But that’s too easy. I don’t think it’s a question of liberal or conservative as much as it is about maintaining the status quo. Despite what conservative talk radio hosts tell you, journalists are human. The odd thing about human beings is that many are uneasy about change, preferring, like most humans, the status quo.
And what is the status quo in Washington? Maintaining the government as a federal feed bag, even though it’s obvious that the ones who’ll have to fill it are the young people, who’ll ultimately get stuck with the bill.
But anything that threatens the present state of affairs — and nothing threatens it more than the tea party folks brandishing the Constitution — is worrisome.
There’s no better place to witness journalists wiggly with celebrating the status quo than at two amazing gatherings: the White House Correspondents’ Association dinner and, even worse, the Gridiron Club dinner, in which reporters perform musical numbers for the Washington political establishment.

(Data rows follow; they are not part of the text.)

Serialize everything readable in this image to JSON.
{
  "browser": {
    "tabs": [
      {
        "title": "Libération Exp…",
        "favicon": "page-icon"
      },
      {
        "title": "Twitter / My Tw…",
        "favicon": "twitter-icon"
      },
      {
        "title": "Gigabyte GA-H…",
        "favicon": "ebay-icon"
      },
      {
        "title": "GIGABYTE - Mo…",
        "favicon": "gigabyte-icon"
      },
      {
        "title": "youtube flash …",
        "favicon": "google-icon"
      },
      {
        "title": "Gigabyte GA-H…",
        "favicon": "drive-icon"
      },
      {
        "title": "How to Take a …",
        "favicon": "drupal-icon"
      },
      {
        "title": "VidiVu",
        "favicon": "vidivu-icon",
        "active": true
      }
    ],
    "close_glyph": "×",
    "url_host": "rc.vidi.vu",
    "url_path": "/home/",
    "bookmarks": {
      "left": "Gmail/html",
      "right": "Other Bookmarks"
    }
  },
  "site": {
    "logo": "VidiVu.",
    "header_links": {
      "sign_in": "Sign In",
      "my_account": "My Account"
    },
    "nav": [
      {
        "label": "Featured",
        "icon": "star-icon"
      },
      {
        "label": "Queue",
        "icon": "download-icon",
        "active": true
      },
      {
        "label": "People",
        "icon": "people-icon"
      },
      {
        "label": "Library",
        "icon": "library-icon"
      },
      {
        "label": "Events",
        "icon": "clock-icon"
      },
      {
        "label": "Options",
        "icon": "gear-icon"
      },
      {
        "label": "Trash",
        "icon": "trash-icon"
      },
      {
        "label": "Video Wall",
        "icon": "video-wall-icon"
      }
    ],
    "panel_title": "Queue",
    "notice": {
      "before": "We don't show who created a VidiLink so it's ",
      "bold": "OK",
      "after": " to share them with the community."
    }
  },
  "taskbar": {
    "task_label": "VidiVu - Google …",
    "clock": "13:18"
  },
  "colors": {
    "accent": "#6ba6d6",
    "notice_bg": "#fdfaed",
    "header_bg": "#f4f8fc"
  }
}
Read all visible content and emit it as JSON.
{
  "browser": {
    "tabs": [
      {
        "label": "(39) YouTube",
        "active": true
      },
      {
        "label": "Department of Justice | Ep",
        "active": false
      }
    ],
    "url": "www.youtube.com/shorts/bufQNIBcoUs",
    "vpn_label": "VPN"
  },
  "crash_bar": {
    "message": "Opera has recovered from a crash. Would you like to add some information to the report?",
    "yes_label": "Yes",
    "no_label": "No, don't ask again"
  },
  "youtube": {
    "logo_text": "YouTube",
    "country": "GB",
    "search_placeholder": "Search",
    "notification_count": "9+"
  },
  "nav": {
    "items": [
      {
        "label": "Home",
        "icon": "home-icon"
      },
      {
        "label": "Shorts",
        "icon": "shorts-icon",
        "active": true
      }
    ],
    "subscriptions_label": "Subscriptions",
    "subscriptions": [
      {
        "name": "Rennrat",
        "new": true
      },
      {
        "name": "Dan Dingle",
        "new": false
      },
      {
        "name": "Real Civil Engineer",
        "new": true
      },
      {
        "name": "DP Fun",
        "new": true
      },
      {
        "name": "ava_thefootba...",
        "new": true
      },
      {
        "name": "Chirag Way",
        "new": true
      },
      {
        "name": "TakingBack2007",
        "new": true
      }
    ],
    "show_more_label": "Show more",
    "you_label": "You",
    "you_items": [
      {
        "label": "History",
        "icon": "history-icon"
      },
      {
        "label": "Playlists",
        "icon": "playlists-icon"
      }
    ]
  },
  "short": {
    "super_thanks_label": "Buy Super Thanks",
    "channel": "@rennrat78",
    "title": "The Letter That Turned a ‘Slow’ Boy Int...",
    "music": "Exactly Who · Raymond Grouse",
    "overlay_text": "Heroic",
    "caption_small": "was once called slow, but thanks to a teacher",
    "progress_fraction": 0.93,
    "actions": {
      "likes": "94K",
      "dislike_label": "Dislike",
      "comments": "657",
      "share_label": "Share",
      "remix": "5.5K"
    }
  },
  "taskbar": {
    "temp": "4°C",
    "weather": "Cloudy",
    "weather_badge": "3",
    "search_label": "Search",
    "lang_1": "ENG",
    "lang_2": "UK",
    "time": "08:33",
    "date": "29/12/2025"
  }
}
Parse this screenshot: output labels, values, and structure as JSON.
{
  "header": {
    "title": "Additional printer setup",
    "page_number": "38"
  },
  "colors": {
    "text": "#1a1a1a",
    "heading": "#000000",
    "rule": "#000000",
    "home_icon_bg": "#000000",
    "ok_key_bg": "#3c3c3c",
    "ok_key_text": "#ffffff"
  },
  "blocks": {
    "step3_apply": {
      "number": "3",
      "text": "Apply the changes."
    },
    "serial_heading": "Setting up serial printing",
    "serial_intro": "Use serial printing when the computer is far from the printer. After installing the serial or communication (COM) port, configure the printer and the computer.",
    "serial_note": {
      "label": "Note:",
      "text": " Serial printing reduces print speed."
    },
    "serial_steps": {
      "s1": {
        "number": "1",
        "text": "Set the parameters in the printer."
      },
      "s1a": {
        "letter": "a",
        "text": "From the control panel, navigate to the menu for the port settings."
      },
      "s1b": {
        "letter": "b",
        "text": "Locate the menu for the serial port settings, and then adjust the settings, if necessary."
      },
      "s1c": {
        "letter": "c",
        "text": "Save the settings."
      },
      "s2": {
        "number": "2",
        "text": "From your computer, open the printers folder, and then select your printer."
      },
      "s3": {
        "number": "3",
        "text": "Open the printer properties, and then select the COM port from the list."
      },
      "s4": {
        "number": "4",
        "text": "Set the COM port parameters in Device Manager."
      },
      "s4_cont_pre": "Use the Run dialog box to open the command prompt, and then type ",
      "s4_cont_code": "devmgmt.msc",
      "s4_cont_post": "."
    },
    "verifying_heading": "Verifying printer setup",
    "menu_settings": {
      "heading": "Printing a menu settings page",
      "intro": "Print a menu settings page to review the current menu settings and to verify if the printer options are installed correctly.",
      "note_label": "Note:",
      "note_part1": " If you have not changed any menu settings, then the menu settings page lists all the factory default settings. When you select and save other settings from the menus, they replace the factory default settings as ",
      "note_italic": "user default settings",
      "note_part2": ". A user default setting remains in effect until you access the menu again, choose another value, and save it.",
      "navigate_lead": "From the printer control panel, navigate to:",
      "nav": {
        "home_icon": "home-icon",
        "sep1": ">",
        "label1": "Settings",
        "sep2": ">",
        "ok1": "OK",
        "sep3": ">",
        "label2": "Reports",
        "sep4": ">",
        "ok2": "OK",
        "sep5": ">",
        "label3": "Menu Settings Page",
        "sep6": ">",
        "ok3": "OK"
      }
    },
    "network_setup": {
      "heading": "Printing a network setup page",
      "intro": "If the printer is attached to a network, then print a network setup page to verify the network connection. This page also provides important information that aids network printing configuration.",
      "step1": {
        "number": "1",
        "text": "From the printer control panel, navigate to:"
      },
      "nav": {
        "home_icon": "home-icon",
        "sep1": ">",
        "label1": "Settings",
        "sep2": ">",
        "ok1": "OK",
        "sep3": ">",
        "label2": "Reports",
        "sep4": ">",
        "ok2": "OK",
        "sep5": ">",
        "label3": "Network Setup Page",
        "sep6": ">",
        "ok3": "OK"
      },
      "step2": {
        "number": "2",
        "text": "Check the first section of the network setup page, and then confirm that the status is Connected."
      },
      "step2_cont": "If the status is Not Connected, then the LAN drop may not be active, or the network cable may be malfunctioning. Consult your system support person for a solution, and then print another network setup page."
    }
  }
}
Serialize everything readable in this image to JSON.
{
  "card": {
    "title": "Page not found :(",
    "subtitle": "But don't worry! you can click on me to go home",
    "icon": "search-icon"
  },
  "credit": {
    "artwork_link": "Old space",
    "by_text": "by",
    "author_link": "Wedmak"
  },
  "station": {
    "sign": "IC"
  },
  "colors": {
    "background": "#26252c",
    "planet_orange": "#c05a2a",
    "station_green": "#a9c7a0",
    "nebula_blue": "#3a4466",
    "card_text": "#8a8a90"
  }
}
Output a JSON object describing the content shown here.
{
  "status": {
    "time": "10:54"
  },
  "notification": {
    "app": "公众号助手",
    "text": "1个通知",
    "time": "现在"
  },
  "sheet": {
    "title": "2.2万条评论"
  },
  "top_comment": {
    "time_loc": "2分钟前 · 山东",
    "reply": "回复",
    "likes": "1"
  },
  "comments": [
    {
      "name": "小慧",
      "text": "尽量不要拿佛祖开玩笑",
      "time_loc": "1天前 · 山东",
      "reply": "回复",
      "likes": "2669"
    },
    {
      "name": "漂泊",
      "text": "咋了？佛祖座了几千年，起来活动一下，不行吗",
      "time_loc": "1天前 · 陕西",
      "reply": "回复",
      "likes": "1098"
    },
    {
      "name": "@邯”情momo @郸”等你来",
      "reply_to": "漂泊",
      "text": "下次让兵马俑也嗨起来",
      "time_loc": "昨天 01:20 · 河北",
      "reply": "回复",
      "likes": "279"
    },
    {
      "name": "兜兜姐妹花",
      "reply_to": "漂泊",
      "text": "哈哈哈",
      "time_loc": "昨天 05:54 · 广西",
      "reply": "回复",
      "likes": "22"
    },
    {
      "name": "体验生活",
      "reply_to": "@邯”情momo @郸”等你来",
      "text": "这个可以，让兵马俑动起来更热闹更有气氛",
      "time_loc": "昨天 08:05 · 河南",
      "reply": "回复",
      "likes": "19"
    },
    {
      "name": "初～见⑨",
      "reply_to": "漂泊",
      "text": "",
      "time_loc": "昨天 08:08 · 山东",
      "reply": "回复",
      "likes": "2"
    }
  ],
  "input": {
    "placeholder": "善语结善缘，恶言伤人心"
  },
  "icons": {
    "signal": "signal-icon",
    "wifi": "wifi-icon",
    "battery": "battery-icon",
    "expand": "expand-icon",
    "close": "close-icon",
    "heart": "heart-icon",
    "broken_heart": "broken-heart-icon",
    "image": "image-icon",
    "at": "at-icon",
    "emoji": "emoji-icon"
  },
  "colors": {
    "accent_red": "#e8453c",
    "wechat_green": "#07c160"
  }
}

The correspondents’ dinner is about guest status. The media outlet whose table includes a new chief justice or the eye candy on the arm of George Clooney is considered a smashing success.
The Gridiron is about singing and dancing on stage, and the president applauds as the journalists put on a musical show. They wear costumes, and the lyrics of their songs are replete with witty inside jokes.
What these rituals accomplish is to wed journalists to the establishment. And so the high priests go forth, offering political epistles, declaring some politicians to be reasonable and others to be dangerous and heretical.
And those folks who actually believe the Constitution is a sacred document? They’re not included.
They’re kept outside, where they wait, grapefruits in their hands.